- Consulting job seekers and employers
- Professional training
- Referral to appropriate employment programs
- Support to job seekers for starting work
- Offering job positions on behalf of various employers
The certificate of mediation activity is issued by the Minister of Labour and Social Policy but the application is actually filed with Bulgarian Employment Agency. Along with the application form, the recruitment agency applicants should provide a list of documents proving that their company matches the requirements prescribed by Bulgarian and European legislation such as: education of manager and employees of the company, certificate of good standing, certificate of clean tax record of the company, certificate of registration with the Personal Data Protection Commission as well as drafts of the intermediation contracts the company will offer to employers and job seekers.

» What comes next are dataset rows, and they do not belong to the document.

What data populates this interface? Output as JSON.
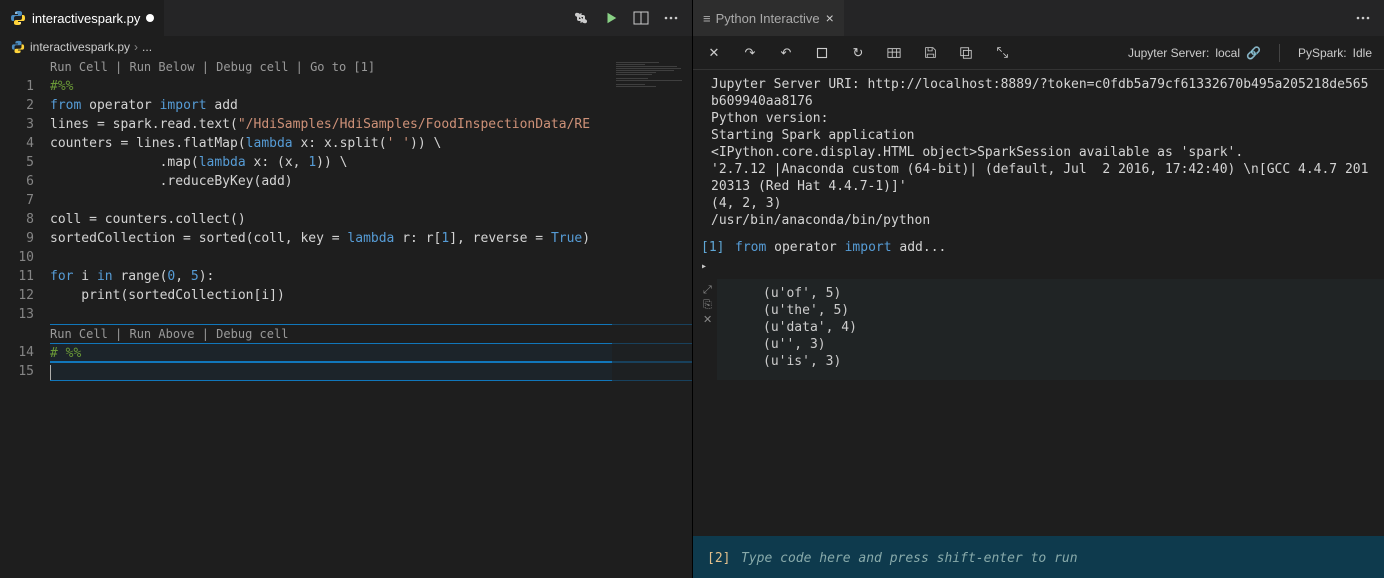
{
  "editor": {
    "tab": {
      "filename": "interactivespark.py",
      "dirty": true
    },
    "breadcrumb": {
      "filename": "interactivespark.py",
      "trail": "..."
    },
    "codelens1": "Run Cell | Run Below | Debug cell | Go to [1]",
    "codelens2": "Run Cell | Run Above | Debug cell",
    "lines": {
      "l1": "#%%",
      "l2a": "from",
      "l2b": " operator ",
      "l2c": "import",
      "l2d": " add",
      "l3a": "lines = spark.read.text(",
      "l3b": "\"/HdiSamples/HdiSamples/FoodInspectionData/RE",
      "l4a": "counters = lines.flatMap(",
      "l4b": "lambda",
      "l4c": " x: x.split(",
      "l4d": "' '",
      "l4e": ")) \\",
      "l5a": "              .map(",
      "l5b": "lambda",
      "l5c": " x: (x, ",
      "l5d": "1",
      "l5e": ")) \\",
      "l6": "              .reduceByKey(add)",
      "l8": "coll = counters.collect()",
      "l9a": "sortedCollection = sorted(coll, key = ",
      "l9b": "lambda",
      "l9c": " r: r[",
      "l9d": "1",
      "l9e": "], reverse = ",
      "l9f": "True",
      "l9g": ")",
      "l11a": "for",
      "l11b": " i ",
      "l11c": "in",
      "l11d": " range(",
      "l11e": "0",
      "l11f": ", ",
      "l11g": "5",
      "l11h": "):",
      "l12a": "    print(sortedCollection[i])",
      "l14": "# %%"
    },
    "line_numbers": [
      "1",
      "2",
      "3",
      "4",
      "5",
      "6",
      "7",
      "8",
      "9",
      "10",
      "11",
      "12",
      "13",
      "14",
      "15"
    ]
  },
  "interactive": {
    "title": "Python Interactive",
    "status": {
      "server_label": "Jupyter Server: ",
      "server_value": "local",
      "pyspark_label": "PySpark: ",
      "pyspark_value": "Idle"
    },
    "output": [
      "Jupyter Server URI: http://localhost:8889/?token=c0fdb5a79cf61332670b495a205218de565b609940aa8176",
      "Python version:",
      "Starting Spark application",
      "<IPython.core.display.HTML object>SparkSession available as 'spark'.",
      "'2.7.12 |Anaconda custom (64-bit)| (default, Jul  2 2016, 17:42:40) \\n[GCC 4.4.7 20120313 (Red Hat 4.4.7-1)]'",
      "(4, 2, 3)",
      "/usr/bin/anaconda/bin/python"
    ],
    "cell1": {
      "prompt": "[1]",
      "code_from": "from",
      "code_operator": " operator ",
      "code_import": "import",
      "code_add": " add",
      "ellipsis": "..."
    },
    "cell1_out": [
      "(u'of', 5)",
      "(u'the', 5)",
      "(u'data', 4)",
      "(u'', 3)",
      "(u'is', 3)"
    ],
    "input": {
      "prompt": "[2]",
      "placeholder": "Type code here and press shift-enter to run"
    }
  }
}
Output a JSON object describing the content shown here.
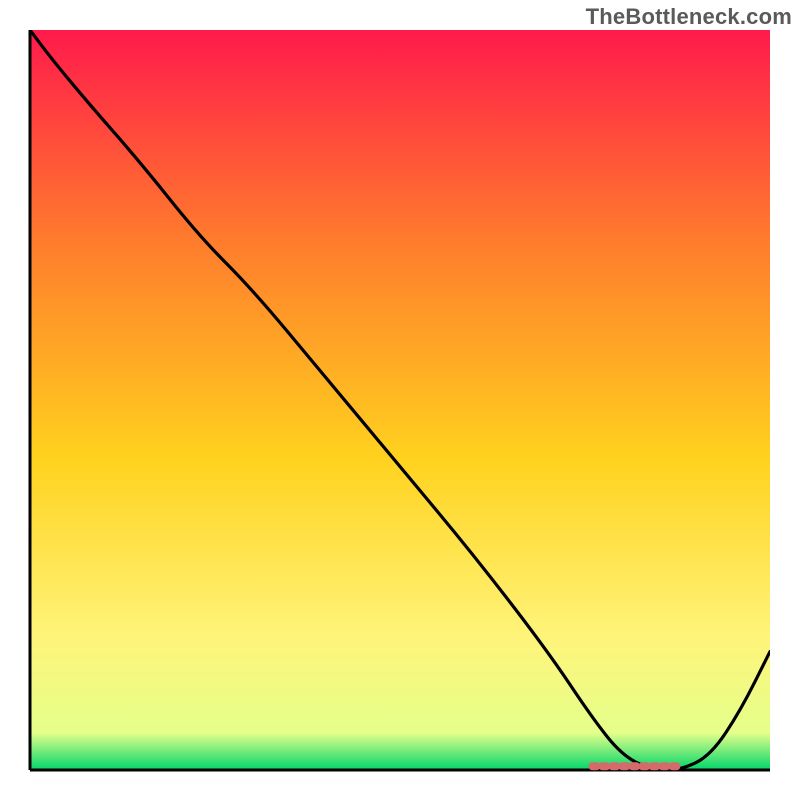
{
  "watermark": "TheBottleneck.com",
  "chart_data": {
    "type": "line",
    "title": "",
    "xlabel": "",
    "ylabel": "",
    "xlim": [
      0,
      100
    ],
    "ylim": [
      0,
      100
    ],
    "grid": false,
    "legend": false,
    "x": [
      0,
      3,
      8,
      15,
      23,
      30,
      40,
      50,
      60,
      70,
      76,
      80,
      84,
      88,
      92,
      96,
      100
    ],
    "y": [
      100,
      96,
      90,
      82,
      72,
      65,
      53,
      41,
      29,
      16,
      7,
      2,
      0,
      0,
      2,
      8,
      16
    ],
    "optimal_marker_x_range": [
      76,
      88
    ],
    "colors": {
      "gradient_top": "#ff1a4b",
      "gradient_mid1": "#ff7a2d",
      "gradient_mid2": "#ffd21e",
      "gradient_mid3": "#fff47a",
      "gradient_bottom": "#00d66b",
      "curve": "#000000",
      "axis": "#000000",
      "marker": "#d46a6a"
    }
  }
}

There is a state fee payable at the time of application. The fee is BGN 400 if the recruitment company will operate only on the territory of Bulgaria and BGN 900 if the employment company wants to operate in other countries as well.

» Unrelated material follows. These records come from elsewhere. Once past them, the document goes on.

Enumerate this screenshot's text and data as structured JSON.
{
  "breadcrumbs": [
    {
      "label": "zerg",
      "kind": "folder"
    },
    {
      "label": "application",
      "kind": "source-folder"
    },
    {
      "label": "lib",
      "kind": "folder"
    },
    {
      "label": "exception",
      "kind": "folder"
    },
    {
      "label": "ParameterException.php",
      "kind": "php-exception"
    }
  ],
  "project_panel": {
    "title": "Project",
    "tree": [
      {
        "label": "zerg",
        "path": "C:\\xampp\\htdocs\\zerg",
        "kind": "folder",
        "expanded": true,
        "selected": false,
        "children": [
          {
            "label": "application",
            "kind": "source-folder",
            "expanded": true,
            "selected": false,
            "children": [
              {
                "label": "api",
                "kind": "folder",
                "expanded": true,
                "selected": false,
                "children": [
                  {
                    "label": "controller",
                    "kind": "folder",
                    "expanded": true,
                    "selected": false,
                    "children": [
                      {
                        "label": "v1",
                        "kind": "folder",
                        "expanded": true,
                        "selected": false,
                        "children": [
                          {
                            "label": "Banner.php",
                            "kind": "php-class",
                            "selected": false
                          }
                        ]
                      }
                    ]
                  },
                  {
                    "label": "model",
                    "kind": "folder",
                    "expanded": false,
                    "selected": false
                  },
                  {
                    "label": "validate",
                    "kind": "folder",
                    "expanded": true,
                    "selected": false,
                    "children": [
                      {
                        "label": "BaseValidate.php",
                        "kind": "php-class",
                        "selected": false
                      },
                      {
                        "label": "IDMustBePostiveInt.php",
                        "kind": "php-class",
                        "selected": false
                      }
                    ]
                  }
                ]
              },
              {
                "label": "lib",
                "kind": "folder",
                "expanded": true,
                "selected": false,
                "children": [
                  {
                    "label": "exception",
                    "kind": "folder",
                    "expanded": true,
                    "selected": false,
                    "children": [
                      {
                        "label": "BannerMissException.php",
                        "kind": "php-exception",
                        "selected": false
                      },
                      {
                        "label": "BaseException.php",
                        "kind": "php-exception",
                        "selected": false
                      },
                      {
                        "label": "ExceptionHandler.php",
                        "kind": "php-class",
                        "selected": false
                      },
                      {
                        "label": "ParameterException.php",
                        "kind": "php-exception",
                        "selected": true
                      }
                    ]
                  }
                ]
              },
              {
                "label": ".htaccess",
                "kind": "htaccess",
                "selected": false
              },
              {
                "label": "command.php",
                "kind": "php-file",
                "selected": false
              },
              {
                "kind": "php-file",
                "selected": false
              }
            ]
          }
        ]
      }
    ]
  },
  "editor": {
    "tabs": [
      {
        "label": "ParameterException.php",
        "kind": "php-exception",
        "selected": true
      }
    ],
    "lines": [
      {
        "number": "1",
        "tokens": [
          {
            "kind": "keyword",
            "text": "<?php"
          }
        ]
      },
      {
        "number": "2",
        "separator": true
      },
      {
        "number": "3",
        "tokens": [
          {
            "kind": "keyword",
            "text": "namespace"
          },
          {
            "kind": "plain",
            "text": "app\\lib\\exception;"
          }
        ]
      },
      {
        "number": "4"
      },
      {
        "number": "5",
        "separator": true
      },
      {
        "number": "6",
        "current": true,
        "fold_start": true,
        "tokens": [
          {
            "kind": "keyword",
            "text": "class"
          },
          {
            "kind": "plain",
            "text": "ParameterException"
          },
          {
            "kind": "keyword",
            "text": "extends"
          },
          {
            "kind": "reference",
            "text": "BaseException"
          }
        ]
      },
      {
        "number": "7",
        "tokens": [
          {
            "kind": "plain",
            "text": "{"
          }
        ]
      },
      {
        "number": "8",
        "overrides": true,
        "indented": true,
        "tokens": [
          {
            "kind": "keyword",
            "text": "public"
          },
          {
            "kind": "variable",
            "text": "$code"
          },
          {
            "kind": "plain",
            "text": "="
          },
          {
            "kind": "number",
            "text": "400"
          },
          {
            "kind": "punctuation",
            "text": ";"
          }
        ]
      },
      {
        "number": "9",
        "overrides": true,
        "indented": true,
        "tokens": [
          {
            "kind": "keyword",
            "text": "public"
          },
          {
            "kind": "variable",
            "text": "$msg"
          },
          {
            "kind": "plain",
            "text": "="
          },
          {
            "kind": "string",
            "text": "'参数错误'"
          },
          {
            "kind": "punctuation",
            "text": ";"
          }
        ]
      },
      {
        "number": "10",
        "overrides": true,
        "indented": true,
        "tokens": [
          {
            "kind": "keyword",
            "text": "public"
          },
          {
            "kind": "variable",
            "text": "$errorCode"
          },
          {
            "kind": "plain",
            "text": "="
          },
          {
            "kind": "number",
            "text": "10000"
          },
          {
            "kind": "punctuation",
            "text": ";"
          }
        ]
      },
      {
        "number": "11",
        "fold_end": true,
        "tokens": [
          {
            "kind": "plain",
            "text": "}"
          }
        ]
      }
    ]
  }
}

The whole process of registration of an employment agency in Bulgaria takes minimum three months. Actually the application is reviewed by the competent authority within 14 days so this stage is relatively fast. However, the preparation of required legal documentation which should be filed together with the application form takes at least two months.
Once the company has been registered as an recruitment agency it has the obligation to display the registration certificate prominently in all its offices as well as to quote its registration number in all its job ads and publications. The mediator can publish ads or announce job vacancies only if he has a contract with an employer.
Bulgarian Law explicitly stipulates that recruitment services shall be provided for free to job seekers. Any agency fees shall be paid by the employers. Agency fees cannot be deducted from the salary of the employees.
The first major requirement is a minimum amount of the investment. There are two applicable components – BGN 600 000 (a little more than EUR 300 000) is the amount which must be invested in hardware, software, etc. plus BGN 1 000 000 free capital for the purpose of paying clients, i.e. real money available ‘at hand’. The documents proving that the company has the required funds (BGN 1 600 000 BGN) are shown together with the application for the licence. The origin of all funds must be proved as the Commission explicitly checks for this.
Another mandatory requirement concerns the online communication equipment and respectively the central computer system. The rule is that they must be physically located on the territory of Bulgaria. However, they can be managed or maintained from a distance, i.e. even though in Bulgaria, servers and other equipment can be run from abroad. The central computer system of the online casino must be connected to the Bulgarian National Revenue Agency for real time transfer of information directly to the National Revenue Agency. Every transaction is online registered in the Agency’s system. And finally the gaming software should be approved by the Bulgarian State Commission on Gambling
When it comes to payment applicants should bear in mind that licensed companies organizing online gambling must open a special bank account for depositing stakes and paying out winnings with an EU or a Swiss licensed bank operating in Bulgaria.
The time frame for obtaining an online gambling licence is 2 months from the date on which all required documents have been filed with the Commission. If there are any discrepancies or if the Commission requires more documents, then the applicant has another month. The fees for reviewing the applicant’s documents are BGN 40 000 for sporting events and horse/dog racing or BGN 70 000 for online poker and casino. A licence can be issued for 5 or 100 years and in order to be maintained the company organizing the online gambling should annually pay BGN 100 000 plus 20% on the net profit.